● Work to be completed:
Among the records below, which lines contain the string "JSON"? Report them.

Component data from apps and pages
┌──

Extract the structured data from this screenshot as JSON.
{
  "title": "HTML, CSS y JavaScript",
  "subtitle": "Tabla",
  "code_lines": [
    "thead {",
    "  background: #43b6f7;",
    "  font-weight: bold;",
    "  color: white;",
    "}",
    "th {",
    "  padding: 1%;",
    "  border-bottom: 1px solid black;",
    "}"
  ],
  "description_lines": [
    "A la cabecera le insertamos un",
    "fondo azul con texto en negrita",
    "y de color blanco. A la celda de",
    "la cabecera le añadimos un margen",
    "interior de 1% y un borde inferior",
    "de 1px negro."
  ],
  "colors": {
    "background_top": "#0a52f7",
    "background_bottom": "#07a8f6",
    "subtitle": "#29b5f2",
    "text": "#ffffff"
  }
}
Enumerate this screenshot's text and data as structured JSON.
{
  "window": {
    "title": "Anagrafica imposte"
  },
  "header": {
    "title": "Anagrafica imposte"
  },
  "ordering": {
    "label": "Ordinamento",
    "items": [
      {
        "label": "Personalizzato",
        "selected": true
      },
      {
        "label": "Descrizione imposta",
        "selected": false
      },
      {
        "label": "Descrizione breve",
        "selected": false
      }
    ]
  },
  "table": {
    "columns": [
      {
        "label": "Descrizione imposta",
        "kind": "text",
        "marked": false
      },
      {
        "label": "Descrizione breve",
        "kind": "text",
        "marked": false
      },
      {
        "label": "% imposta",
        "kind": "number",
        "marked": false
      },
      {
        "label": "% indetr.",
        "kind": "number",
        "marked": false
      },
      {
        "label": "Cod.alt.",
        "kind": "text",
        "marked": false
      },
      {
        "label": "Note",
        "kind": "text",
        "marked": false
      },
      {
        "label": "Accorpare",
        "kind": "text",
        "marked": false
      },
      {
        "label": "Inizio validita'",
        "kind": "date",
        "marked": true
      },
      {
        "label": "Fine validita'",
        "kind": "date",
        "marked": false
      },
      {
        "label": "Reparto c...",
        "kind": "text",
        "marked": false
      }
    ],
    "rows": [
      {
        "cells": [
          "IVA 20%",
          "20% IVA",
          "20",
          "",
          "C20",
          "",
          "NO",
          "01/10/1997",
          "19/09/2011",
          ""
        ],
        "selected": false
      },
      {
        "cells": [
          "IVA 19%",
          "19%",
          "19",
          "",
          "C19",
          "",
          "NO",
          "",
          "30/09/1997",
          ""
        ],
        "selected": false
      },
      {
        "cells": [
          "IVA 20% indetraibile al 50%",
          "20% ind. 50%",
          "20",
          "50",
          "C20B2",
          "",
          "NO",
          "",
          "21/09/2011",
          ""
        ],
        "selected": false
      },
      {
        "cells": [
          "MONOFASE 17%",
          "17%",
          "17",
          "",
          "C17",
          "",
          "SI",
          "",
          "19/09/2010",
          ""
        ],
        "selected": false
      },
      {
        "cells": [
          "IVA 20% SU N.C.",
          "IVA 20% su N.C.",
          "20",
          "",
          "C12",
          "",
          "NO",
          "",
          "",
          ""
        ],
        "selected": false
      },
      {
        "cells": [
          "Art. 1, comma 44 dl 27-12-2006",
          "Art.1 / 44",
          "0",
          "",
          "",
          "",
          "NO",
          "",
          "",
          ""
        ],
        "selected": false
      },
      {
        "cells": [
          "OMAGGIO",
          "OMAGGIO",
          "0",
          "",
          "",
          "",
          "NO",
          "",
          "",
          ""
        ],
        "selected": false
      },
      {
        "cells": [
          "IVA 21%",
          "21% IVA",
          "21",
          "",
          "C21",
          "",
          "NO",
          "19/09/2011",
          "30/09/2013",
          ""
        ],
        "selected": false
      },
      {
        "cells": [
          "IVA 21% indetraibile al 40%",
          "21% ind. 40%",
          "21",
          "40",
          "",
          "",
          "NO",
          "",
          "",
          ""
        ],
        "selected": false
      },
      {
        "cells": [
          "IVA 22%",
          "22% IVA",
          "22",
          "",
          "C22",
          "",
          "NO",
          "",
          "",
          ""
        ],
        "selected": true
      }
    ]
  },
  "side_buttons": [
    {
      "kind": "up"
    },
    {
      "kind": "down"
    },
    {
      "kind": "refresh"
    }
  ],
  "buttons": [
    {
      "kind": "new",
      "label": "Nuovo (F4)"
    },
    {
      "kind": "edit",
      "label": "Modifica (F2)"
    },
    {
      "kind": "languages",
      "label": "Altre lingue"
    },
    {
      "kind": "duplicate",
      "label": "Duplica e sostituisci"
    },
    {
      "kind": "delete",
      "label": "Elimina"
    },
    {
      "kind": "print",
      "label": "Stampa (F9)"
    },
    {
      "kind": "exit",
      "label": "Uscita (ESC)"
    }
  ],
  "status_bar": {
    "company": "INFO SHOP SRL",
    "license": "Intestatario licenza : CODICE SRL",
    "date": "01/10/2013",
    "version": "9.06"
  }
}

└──

● Written answer:
Extract the structured data from this screenshot as JSON.
Enumerate this screenshot's text and data as structured JSON.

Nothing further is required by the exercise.